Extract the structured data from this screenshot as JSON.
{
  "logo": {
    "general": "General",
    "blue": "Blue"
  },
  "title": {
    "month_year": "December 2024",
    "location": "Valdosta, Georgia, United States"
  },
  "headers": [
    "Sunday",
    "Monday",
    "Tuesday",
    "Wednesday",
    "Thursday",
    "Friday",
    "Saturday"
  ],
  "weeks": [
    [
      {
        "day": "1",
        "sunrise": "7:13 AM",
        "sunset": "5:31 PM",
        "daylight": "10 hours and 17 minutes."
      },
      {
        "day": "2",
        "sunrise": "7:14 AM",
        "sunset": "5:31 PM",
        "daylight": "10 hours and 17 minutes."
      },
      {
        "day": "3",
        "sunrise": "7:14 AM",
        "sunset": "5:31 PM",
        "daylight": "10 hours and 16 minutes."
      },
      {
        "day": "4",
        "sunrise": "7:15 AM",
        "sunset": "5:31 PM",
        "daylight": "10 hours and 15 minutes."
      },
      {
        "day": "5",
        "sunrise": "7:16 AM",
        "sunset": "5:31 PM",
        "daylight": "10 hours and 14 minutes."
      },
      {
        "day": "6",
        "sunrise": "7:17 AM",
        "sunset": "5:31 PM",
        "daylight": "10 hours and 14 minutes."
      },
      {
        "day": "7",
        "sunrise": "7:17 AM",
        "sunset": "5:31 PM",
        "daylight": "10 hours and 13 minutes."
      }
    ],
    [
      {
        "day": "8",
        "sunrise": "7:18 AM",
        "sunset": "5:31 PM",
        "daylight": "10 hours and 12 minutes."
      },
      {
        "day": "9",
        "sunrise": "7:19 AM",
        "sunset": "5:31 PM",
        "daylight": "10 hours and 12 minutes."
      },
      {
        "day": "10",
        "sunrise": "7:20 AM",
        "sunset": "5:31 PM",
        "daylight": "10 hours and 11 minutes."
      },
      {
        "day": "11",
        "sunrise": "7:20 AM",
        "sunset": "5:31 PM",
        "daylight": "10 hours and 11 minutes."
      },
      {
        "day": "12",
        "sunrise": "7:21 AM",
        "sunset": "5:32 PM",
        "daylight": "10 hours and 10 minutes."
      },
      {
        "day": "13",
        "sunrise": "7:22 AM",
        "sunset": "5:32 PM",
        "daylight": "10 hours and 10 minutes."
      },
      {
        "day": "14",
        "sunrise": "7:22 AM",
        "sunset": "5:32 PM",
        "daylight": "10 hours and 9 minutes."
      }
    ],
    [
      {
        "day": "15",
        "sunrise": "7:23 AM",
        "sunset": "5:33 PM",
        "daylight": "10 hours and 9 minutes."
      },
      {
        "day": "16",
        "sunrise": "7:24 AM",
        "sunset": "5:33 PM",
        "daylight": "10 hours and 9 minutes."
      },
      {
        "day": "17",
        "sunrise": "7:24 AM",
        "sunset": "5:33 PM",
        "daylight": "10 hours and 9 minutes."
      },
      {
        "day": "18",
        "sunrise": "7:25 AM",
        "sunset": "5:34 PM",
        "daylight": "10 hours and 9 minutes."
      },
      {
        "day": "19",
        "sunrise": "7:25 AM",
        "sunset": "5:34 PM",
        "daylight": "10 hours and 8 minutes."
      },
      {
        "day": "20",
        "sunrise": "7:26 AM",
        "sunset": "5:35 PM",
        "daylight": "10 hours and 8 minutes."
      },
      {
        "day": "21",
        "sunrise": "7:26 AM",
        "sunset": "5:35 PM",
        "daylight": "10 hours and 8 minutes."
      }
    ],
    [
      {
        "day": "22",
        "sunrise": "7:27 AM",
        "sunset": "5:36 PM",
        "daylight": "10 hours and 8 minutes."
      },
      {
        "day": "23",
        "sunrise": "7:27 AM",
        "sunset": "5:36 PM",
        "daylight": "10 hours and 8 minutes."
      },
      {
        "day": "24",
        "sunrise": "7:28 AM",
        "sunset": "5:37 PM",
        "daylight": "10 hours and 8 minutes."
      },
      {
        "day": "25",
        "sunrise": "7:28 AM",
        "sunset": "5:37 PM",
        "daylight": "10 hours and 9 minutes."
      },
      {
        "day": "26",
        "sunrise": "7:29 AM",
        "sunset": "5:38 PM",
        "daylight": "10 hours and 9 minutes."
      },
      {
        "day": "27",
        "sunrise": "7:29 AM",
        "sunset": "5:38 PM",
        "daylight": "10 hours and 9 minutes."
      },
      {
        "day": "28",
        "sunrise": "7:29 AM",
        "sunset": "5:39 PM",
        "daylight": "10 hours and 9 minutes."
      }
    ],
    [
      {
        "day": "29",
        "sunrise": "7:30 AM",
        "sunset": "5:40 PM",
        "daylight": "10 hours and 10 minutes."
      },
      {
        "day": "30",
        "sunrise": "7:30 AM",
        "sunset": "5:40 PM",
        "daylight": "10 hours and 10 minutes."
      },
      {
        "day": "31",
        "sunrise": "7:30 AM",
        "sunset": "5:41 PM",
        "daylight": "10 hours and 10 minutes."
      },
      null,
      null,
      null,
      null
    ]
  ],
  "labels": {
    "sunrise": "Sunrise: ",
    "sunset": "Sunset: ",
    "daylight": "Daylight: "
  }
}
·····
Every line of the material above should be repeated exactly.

Answer space:
Extract the structured data from this screenshot as JSON.
{
  "logo": {
    "general": "General",
    "blue": "Blue"
  },
  "title": {
    "month_year": "December 2024",
    "location": "Valdosta, Georgia, United States"
  },
  "headers": [
    "Sunday",
    "Monday",
    "Tuesday",
    "Wednesday",
    "Thursday",
    "Friday",
    "Saturday"
  ],
  "weeks": [
    [
      {
        "day": "1",
        "sunrise": "7:13 AM",
        "sunset": "5:31 PM",
        "daylight": "10 hours and 17 minutes."
      },
      {
        "day": "2",
        "sunrise": "7:14 AM",
        "sunset": "5:31 PM",
        "daylight": "10 hours and 17 minutes."
      },
      {
        "day": "3",
        "sunrise": "7:14 AM",
        "sunset": "5:31 PM",
        "daylight": "10 hours and 16 minutes."
      },
      {
        "day": "4",
        "sunrise": "7:15 AM",
        "sunset": "5:31 PM",
        "daylight": "10 hours and 15 minutes."
      },
      {
        "day": "5",
        "sunrise": "7:16 AM",
        "sunset": "5:31 PM",
        "daylight": "10 hours and 14 minutes."
      },
      {
        "day": "6",
        "sunrise": "7:17 AM",
        "sunset": "5:31 PM",
        "daylight": "10 hours and 14 minutes."
      },
      {
        "day": "7",
        "sunrise": "7:17 AM",
        "sunset": "5:31 PM",
        "daylight": "10 hours and 13 minutes."
      }
    ],
    [
      {
        "day": "8",
        "sunrise": "7:18 AM",
        "sunset": "5:31 PM",
        "daylight": "10 hours and 12 minutes."
      },
      {
        "day": "9",
        "sunrise": "7:19 AM",
        "sunset": "5:31 PM",
        "daylight": "10 hours and 12 minutes."
      },
      {
        "day": "10",
        "sunrise": "7:20 AM",
        "sunset": "5:31 PM",
        "daylight": "10 hours and 11 minutes."
      },
      {
        "day": "11",
        "sunrise": "7:20 AM",
        "sunset": "5:31 PM",
        "daylight": "10 hours and 11 minutes."
      },
      {
        "day": "12",
        "sunrise": "7:21 AM",
        "sunset": "5:32 PM",
        "daylight": "10 hours and 10 minutes."
      },
      {
        "day": "13",
        "sunrise": "7:22 AM",
        "sunset": "5:32 PM",
        "daylight": "10 hours and 10 minutes."
      },
      {
        "day": "14",
        "sunrise": "7:22 AM",
        "sunset": "5:32 PM",
        "daylight": "10 hours and 9 minutes."
      }
    ],
    [
      {
        "day": "15",
        "sunrise": "7:23 AM",
        "sunset": "5:33 PM",
        "daylight": "10 hours and 9 minutes."
      },
      {
        "day": "16",
        "sunrise": "7:24 AM",
        "sunset": "5:33 PM",
        "daylight": "10 hours and 9 minutes."
      },
      {
        "day": "17",
        "sunrise": "7:24 AM",
        "sunset": "5:33 PM",
        "daylight": "10 hours and 9 minutes."
      },
      {
        "day": "18",
        "sunrise": "7:25 AM",
        "sunset": "5:34 PM",
        "daylight": "10 hours and 9 minutes."
      },
      {
        "day": "19",
        "sunrise": "7:25 AM",
        "sunset": "5:34 PM",
        "daylight": "10 hours and 8 minutes."
      },
      {
        "day": "20",
        "sunrise": "7:26 AM",
        "sunset": "5:35 PM",
        "daylight": "10 hours and 8 minutes."
      },
      {
        "day": "21",
        "sunrise": "7:26 AM",
        "sunset": "5:35 PM",
        "daylight": "10 hours and 8 minutes."
      }
    ],
    [
      {
        "day": "22",
        "sunrise": "7:27 AM",
        "sunset": "5:36 PM",
        "daylight": "10 hours and 8 minutes."
      },
      {
        "day": "23",
        "sunrise": "7:27 AM",
        "sunset": "5:36 PM",
        "daylight": "10 hours and 8 minutes."
      },
      {
        "day": "24",
        "sunrise": "7:28 AM",
        "sunset": "5:37 PM",
        "daylight": "10 hours and 8 minutes."
      },
      {
        "day": "25",
        "sunrise": "7:28 AM",
        "sunset": "5:37 PM",
        "daylight": "10 hours and 9 minutes."
      },
      {
        "day": "26",
        "sunrise": "7:29 AM",
        "sunset": "5:38 PM",
        "daylight": "10 hours and 9 minutes."
      },
      {
        "day": "27",
        "sunrise": "7:29 AM",
        "sunset": "5:38 PM",
        "daylight": "10 hours and 9 minutes."
      },
      {
        "day": "28",
        "sunrise": "7:29 AM",
        "sunset": "5:39 PM",
        "daylight": "10 hours and 9 minutes."
      }
    ],
    [
      {
        "day": "29",
        "sunrise": "7:30 AM",
        "sunset": "5:40 PM",
        "daylight": "10 hours and 10 minutes."
      },
      {
        "day": "30",
        "sunrise": "7:30 AM",
        "sunset": "5:40 PM",
        "daylight": "10 hours and 10 minutes."
      },
      {
        "day": "31",
        "sunrise": "7:30 AM",
        "sunset": "5:41 PM",
        "daylight": "10 hours and 10 minutes."
      },
      null,
      null,
      null,
      null
    ]
  ],
  "labels": {
    "sunrise": "Sunrise: ",
    "sunset": "Sunset: ",
    "daylight": "Daylight: "
  }
}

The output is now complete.